What you have to do
Output the listing word for word, minus images.

Records for processing
■ ■ ■ ■ ■
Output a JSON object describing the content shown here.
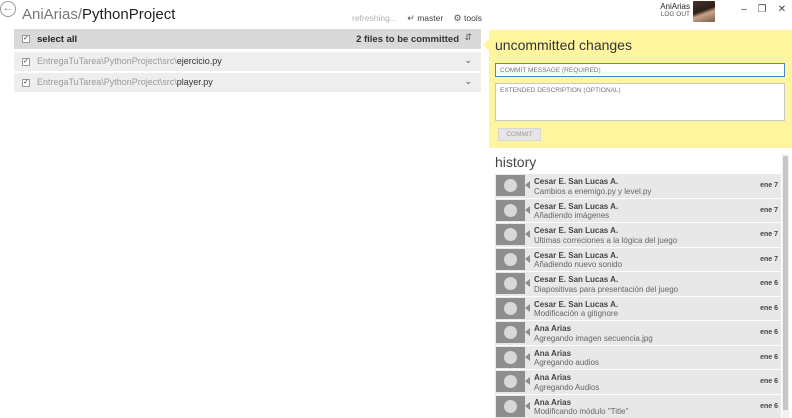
{
  "header": {
    "owner": "AniArias",
    "separator": "/",
    "repo": "PythonProject",
    "back_icon": "arrow-left-icon",
    "status": "refreshing...",
    "branch": "master",
    "tools": "tools"
  },
  "user": {
    "name": "AniArias",
    "logout": "LOG OUT"
  },
  "window": {
    "minimize": "–",
    "restore": "❐",
    "close": "✕"
  },
  "changes": {
    "select_all_label": "select all",
    "count_text": "2 files to be committed",
    "files": [
      {
        "path": "EntregaTuTarea\\PythonProject\\src\\",
        "name": "ejercicio.py",
        "checked": true
      },
      {
        "path": "EntregaTuTarea\\PythonProject\\src\\",
        "name": "player.py",
        "checked": true
      }
    ]
  },
  "commit": {
    "title": "uncommitted changes",
    "message_placeholder": "COMMIT MESSAGE (REQUIRED)",
    "description_placeholder": "EXTENDED DESCRIPTION (OPTIONAL)",
    "button": "COMMIT",
    "panel_color": "#fff59e"
  },
  "history": {
    "title": "history",
    "items": [
      {
        "author": "Cesar E. San Lucas A.",
        "message": "Cambios a enemigo.py y level.py",
        "date": "ene 7"
      },
      {
        "author": "Cesar E. San Lucas A.",
        "message": "Añadiendo imágenes",
        "date": "ene 7"
      },
      {
        "author": "Cesar E. San Lucas A.",
        "message": "Ultimas correciones a la lógica del juego",
        "date": "ene 7"
      },
      {
        "author": "Cesar E. San Lucas A.",
        "message": "Añadiendo nuevo sonido",
        "date": "ene 7"
      },
      {
        "author": "Cesar E. San Lucas A.",
        "message": "Diapositivas para presentación del juego",
        "date": "ene 6"
      },
      {
        "author": "Cesar E. San Lucas A.",
        "message": "Modificación a gitignore",
        "date": "ene 6"
      },
      {
        "author": "Ana Arias",
        "message": "Agregando imagen secuencia.jpg",
        "date": "ene 6"
      },
      {
        "author": "Ana Arias",
        "message": "Agregando audios",
        "date": "ene 6"
      },
      {
        "author": "Ana Arias",
        "message": "Agregando Audios",
        "date": "ene 6"
      },
      {
        "author": "Ana Arias",
        "message": "Modificando módulo \"Title\"",
        "date": "ene 6"
      }
    ]
  }
}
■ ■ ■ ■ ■
Result of this task
Output a JSON object describing the content shown here.
{
  "header": {
    "owner": "AniArias",
    "separator": "/",
    "repo": "PythonProject",
    "back_icon": "arrow-left-icon",
    "status": "refreshing...",
    "branch": "master",
    "tools": "tools"
  },
  "user": {
    "name": "AniArias",
    "logout": "LOG OUT"
  },
  "window": {
    "minimize": "–",
    "restore": "❐",
    "close": "✕"
  },
  "changes": {
    "select_all_label": "select all",
    "count_text": "2 files to be committed",
    "files": [
      {
        "path": "EntregaTuTarea\\PythonProject\\src\\",
        "name": "ejercicio.py",
        "checked": true
      },
      {
        "path": "EntregaTuTarea\\PythonProject\\src\\",
        "name": "player.py",
        "checked": true
      }
    ]
  },
  "commit": {
    "title": "uncommitted changes",
    "message_placeholder": "COMMIT MESSAGE (REQUIRED)",
    "description_placeholder": "EXTENDED DESCRIPTION (OPTIONAL)",
    "button": "COMMIT",
    "panel_color": "#fff59e"
  },
  "history": {
    "title": "history",
    "items": [
      {
        "author": "Cesar E. San Lucas A.",
        "message": "Cambios a enemigo.py y level.py",
        "date": "ene 7"
      },
      {
        "author": "Cesar E. San Lucas A.",
        "message": "Añadiendo imágenes",
        "date": "ene 7"
      },
      {
        "author": "Cesar E. San Lucas A.",
        "message": "Ultimas correciones a la lógica del juego",
        "date": "ene 7"
      },
      {
        "author": "Cesar E. San Lucas A.",
        "message": "Añadiendo nuevo sonido",
        "date": "ene 7"
      },
      {
        "author": "Cesar E. San Lucas A.",
        "message": "Diapositivas para presentación del juego",
        "date": "ene 6"
      },
      {
        "author": "Cesar E. San Lucas A.",
        "message": "Modificación a gitignore",
        "date": "ene 6"
      },
      {
        "author": "Ana Arias",
        "message": "Agregando imagen secuencia.jpg",
        "date": "ene 6"
      },
      {
        "author": "Ana Arias",
        "message": "Agregando audios",
        "date": "ene 6"
      },
      {
        "author": "Ana Arias",
        "message": "Agregando Audios",
        "date": "ene 6"
      },
      {
        "author": "Ana Arias",
        "message": "Modificando módulo \"Title\"",
        "date": "ene 6"
      }
    ]
  }
}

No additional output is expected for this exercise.